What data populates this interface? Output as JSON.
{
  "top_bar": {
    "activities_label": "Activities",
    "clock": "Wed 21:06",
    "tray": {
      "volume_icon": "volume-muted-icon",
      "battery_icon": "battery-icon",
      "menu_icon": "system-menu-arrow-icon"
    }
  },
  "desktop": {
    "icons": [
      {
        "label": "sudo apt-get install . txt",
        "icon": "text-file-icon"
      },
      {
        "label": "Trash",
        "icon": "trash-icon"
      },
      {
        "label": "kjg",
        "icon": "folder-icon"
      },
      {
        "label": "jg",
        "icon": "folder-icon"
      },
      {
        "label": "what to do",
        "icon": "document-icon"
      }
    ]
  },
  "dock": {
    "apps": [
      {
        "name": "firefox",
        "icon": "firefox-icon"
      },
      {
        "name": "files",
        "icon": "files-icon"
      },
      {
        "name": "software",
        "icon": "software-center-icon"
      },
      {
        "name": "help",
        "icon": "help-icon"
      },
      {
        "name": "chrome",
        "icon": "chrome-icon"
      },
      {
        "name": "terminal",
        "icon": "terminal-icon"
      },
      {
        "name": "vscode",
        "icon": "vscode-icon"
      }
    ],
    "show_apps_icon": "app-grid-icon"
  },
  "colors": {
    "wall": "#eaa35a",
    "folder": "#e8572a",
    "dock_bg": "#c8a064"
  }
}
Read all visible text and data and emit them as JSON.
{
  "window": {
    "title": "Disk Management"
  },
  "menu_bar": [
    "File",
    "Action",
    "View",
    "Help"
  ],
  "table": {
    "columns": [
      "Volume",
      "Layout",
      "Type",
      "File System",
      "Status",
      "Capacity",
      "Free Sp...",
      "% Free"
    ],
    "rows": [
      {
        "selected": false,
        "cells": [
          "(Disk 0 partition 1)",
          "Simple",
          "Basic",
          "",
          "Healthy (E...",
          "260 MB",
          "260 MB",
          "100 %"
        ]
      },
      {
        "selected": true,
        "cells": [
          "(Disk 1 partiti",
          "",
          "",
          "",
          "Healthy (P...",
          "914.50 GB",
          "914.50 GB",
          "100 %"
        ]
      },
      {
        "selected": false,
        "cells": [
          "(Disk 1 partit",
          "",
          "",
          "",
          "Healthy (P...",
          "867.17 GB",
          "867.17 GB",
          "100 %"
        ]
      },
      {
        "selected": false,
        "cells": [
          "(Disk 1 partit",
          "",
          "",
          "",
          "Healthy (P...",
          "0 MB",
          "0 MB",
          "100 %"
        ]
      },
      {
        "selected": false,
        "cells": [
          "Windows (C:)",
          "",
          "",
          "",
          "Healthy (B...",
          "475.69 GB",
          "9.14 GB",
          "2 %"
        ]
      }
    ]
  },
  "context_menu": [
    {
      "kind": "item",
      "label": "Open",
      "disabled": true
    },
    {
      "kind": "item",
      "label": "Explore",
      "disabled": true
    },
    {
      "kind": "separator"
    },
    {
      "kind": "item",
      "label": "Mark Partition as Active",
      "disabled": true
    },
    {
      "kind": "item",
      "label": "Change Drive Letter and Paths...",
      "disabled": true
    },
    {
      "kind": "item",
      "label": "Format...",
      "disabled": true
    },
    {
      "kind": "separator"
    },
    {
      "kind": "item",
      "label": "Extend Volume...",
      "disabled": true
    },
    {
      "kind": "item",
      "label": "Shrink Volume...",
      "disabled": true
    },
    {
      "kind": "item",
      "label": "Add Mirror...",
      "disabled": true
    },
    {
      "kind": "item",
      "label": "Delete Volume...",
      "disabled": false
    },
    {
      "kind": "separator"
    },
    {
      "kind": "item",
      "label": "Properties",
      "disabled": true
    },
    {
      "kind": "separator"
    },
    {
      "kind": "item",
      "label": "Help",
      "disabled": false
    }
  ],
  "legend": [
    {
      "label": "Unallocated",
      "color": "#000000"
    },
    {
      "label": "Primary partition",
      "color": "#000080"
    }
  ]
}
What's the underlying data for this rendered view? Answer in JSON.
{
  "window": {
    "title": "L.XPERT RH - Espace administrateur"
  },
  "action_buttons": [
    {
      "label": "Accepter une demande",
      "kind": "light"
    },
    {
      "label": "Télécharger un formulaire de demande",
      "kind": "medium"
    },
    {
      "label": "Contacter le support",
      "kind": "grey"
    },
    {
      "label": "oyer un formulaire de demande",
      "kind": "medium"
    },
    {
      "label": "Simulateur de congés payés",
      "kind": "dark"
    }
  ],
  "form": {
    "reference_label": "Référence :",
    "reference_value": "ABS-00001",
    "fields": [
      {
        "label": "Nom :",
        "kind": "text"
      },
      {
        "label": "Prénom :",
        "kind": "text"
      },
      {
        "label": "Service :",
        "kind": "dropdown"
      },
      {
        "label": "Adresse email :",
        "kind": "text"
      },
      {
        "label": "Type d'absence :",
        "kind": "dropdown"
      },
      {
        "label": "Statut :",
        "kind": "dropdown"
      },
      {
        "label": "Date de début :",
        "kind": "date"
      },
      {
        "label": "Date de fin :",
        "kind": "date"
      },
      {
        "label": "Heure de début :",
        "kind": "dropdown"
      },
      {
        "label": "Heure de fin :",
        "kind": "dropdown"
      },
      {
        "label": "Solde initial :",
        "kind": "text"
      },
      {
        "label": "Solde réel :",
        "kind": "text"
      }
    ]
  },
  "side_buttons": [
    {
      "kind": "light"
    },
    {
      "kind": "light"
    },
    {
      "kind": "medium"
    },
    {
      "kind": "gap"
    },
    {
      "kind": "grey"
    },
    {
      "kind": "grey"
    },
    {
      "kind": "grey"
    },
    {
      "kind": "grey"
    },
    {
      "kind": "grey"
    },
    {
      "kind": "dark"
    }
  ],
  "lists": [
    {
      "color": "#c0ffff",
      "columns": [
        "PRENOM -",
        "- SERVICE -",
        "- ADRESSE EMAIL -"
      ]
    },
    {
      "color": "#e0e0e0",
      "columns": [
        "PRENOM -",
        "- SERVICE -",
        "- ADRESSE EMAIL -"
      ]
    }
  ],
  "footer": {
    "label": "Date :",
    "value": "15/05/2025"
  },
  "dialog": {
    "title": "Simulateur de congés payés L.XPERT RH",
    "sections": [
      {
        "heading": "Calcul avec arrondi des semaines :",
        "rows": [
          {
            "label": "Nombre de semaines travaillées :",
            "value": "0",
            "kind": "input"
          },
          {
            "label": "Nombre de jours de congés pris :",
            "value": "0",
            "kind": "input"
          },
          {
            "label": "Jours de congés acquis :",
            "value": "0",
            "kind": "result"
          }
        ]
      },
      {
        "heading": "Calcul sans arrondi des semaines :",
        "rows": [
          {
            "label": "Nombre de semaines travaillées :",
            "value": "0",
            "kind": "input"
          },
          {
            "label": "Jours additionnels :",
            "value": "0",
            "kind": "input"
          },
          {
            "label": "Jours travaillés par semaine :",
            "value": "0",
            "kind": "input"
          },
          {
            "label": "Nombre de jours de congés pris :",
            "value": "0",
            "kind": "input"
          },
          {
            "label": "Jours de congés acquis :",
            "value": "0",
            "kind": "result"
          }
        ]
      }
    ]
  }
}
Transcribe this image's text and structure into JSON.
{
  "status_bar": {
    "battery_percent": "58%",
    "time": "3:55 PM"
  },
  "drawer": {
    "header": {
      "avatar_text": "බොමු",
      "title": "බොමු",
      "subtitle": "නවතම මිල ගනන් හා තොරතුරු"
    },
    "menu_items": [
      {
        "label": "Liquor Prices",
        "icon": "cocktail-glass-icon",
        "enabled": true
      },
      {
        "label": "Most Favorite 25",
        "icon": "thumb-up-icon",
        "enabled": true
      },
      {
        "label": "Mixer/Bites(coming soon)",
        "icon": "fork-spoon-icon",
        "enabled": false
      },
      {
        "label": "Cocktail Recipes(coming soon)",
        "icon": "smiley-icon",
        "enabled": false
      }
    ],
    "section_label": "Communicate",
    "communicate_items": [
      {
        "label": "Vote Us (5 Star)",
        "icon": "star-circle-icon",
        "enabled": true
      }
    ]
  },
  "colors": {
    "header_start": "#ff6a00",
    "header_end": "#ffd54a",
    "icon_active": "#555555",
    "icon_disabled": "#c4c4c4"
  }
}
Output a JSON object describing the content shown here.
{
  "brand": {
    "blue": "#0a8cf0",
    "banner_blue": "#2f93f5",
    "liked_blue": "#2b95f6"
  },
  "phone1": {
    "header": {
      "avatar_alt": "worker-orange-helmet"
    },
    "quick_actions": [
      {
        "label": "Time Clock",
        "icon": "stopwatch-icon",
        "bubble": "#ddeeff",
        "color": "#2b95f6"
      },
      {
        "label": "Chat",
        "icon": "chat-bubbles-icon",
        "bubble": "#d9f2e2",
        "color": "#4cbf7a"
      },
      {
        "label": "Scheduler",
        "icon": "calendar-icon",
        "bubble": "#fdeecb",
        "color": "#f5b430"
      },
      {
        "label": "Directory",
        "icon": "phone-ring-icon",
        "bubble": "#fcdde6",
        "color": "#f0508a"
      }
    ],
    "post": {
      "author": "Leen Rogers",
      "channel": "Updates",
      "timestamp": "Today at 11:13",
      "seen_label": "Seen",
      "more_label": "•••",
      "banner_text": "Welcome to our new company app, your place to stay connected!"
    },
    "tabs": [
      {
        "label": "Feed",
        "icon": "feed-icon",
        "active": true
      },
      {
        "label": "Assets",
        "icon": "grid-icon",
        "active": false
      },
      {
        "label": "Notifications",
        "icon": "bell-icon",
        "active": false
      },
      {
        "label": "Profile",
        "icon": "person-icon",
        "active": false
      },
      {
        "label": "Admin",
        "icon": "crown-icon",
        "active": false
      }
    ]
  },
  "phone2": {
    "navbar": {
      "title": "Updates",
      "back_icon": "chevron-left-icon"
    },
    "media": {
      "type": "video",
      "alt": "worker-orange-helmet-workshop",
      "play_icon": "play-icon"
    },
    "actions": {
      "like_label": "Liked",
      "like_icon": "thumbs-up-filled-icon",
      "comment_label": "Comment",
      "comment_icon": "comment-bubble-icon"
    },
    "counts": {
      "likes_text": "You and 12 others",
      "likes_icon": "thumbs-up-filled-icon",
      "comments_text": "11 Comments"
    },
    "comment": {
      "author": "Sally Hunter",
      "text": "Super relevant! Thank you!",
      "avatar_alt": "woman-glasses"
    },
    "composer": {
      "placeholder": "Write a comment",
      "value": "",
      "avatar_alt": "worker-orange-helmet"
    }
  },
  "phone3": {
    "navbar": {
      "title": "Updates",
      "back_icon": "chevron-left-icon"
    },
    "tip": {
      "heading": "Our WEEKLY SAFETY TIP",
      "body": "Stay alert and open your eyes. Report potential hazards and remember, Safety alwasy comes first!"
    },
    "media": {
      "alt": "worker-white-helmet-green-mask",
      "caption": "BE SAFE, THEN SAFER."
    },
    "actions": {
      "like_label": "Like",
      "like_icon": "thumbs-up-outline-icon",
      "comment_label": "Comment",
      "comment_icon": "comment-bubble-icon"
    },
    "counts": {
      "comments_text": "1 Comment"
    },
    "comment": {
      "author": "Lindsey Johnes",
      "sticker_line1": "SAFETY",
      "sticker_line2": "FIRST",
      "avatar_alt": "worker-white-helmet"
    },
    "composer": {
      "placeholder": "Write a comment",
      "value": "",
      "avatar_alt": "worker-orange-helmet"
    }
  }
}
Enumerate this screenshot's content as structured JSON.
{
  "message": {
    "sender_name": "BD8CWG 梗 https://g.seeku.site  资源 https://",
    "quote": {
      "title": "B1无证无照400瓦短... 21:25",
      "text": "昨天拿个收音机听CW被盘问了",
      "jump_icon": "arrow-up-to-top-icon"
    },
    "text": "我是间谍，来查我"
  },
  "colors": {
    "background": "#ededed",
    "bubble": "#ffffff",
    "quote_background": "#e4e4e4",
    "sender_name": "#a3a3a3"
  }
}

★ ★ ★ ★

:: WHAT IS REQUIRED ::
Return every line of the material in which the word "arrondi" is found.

:: EXPECTED ANSWER ::
        "heading": "Calcul avec arrondi des semaines :",
        "heading": "Calcul sans arrondi des semaines :",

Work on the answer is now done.